More quietly, some surely entertained hopes that the joint campus could provide a fruitful venue for outreach and evangelization. Many Chinese institutions are eager to forge stronger ties of friendship with the West, but Christians are still a tiny minority there, and few are deeply familiar with the Western tradition.

From a certain vantage point, then, teaching the liberals arts in China might seem a very fitting extension of Notre Dame’s Catholic mission. Founded in 1842 by French missionary priests, Notre Dame is itself a testament to the rich fruit that can follow a willingness to cross oceans, carrying the faith and the treasures of our Western heritage to foreign lands.

Might not Haining be the next step in that journey for the priests of the Holy Cross?

It still could be. There is strong support throughout the Notre Dame community for continued cooperation with ZJU. At the same time, there were good reasons to worry that the proposed project would compromise the school’s broader commitments. This didn’t necessarily hinge at all on the good faith of ZJU, which may have been entirely willing to create a hospitable environment for the teaching of the liberal arts. But the social and political climate in China is becoming inhospitable, both to scholars and to Christians.

Over the course of deliberations, Notre Dame faculty and board members expressed three especially strong concerns:

— Could ZJU guarantee adequate protections for the academic freedoms of Notre Dame faculty working on the campus (even when those faculty members were critical of the Chinese government)?

— Would the faculty be permitted to teach theology, including core texts from the Catholic Tradition, without interference?

— Finally, would open celebration of the sacraments be permitted?

Over the course of lengthy discussions and multiple trips to China, the administration presumably decided that these concerns were too strong to be dismissed.

Academic freedom in China has increasingly been under assault in China, as hardliners in the government have cracked down on ideologically suspect professors, in what one Chinese journalism professor called “a minor cultural revolution.”

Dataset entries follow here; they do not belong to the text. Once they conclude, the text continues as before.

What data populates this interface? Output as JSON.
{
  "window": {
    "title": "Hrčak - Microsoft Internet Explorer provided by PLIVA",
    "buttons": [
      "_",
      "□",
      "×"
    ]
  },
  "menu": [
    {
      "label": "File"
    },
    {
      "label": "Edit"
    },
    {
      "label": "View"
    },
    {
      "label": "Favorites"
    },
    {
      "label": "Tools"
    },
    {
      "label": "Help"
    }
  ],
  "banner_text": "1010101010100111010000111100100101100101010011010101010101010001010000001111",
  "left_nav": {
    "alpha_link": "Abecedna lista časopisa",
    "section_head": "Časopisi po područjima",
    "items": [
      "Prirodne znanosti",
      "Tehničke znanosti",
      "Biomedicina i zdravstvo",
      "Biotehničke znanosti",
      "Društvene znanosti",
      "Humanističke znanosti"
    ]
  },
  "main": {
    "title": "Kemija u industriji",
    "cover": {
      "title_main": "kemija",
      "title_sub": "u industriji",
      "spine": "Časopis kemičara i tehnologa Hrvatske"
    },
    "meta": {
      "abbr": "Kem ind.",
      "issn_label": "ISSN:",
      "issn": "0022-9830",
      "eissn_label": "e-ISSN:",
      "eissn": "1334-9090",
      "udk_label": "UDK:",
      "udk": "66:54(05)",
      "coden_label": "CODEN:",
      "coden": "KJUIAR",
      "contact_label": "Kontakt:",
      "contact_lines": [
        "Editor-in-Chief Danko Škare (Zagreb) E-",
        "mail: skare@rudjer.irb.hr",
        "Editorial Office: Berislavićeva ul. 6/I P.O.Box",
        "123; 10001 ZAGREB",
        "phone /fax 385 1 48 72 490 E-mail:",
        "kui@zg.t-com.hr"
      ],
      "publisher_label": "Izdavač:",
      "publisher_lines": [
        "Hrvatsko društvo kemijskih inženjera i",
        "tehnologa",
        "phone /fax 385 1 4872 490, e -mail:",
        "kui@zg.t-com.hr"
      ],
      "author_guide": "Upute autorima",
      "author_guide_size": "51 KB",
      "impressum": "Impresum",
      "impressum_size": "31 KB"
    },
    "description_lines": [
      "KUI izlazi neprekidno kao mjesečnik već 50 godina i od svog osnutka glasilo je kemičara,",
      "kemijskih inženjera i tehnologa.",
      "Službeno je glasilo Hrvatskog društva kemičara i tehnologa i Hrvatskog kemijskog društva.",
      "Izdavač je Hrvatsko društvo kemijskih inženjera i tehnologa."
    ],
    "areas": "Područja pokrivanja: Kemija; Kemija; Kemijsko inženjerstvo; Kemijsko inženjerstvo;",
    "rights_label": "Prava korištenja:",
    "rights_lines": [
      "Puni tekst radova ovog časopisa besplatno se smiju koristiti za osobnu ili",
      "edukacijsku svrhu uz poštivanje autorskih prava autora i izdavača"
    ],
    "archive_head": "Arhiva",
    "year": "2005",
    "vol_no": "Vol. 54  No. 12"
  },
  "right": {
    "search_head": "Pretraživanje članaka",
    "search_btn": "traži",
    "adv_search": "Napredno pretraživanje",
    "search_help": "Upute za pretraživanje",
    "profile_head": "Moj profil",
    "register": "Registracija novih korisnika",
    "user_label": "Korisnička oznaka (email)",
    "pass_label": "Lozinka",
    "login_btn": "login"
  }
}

Meanwhile, Chinese Christians have increasingly been persecuted by Xi’s government, with Zhejiang province recently suffering an “anti-cross” campaign, in which 1,800 church crosses have been destroyed. A Christian lawyer who attempted to defend local communities was jailed for six months and pressured into a televised “confession,” in which he urged others not to follow in his footsteps in opposing “national security interests.”

Clearly, these were ominous signs, and it’s hard to imagine that a Catholic university could establish a sustained institutional presence in such a climate without making significant compromises. Also concerning, though, was the potential for Notre Dame’s cooperation with ZJU to serve as institutional cover for the Communist Party’s efforts to undermine the Church. Already, there is an underground Church in China, and those who refuse to submit to Chinese control (including Auxiliary Bishop Thaddeus Ma Daquin) have been jailed.

Relations between the Chinese and the Vatican have grown warmer of late, but not all Chinese Christians welcome this development, which some see as a betrayal of their efforts to retain their freedom of worship against government incursions.

Of course, Notre Dame never sought to validate the Communist Party through its cooperation with ZJU. But it seems a virtual certainty that underground Chinese Christians would have seen the joint campus in a similar light, as validation for the government’s fallacious claim that its relations with the Church are healthy and unproblematic.

In the end, these considerations must have prevailed, and the university’s many critics should note that, in this instance, the university’s Catholic mission seems to have taken precedence over its quest for secular prestige.

Rachel Lu is a Notre Dame graduate and a Robert Novak Journalism Fellow.